▶ _Exercise requirements_:
Nothing besides a number belongs in the answer, which is how many lines of the listing contain the string "Change".
━━━ Records for processing
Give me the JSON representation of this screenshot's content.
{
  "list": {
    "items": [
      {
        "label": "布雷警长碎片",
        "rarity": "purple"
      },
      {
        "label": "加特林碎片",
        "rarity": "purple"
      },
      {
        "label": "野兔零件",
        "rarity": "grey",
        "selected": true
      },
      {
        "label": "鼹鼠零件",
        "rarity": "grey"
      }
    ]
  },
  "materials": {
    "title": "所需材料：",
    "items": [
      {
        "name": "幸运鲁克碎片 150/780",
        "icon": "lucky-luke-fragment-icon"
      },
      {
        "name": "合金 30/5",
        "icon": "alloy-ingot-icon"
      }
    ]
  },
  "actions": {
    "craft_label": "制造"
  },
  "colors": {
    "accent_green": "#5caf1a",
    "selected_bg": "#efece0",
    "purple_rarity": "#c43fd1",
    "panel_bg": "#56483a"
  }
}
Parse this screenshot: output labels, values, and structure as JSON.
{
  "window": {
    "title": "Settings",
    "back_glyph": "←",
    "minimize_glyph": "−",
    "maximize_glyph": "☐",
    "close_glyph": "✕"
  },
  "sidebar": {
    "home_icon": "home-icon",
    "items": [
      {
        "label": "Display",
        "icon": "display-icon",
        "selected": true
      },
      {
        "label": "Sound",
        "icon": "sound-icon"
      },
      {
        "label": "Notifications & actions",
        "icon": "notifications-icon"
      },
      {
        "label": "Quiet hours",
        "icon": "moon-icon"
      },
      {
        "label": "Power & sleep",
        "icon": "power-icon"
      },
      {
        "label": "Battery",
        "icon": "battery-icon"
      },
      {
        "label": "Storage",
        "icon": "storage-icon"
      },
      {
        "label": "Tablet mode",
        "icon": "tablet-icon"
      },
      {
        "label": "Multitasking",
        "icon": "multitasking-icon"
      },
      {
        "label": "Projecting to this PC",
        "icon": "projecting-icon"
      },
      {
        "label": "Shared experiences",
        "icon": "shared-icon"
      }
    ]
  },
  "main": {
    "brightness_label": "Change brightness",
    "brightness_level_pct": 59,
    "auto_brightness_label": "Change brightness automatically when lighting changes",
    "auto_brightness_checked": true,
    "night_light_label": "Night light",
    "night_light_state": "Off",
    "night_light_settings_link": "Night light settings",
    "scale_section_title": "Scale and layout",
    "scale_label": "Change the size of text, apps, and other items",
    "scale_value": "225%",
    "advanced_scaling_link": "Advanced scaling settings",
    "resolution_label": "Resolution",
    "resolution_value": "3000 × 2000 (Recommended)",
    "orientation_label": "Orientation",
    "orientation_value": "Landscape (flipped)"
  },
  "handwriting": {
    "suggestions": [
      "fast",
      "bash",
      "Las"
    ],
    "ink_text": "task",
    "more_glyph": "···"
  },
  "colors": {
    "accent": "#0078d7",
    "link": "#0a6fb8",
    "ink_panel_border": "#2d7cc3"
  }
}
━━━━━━
▶ _Result for this exercise_:
3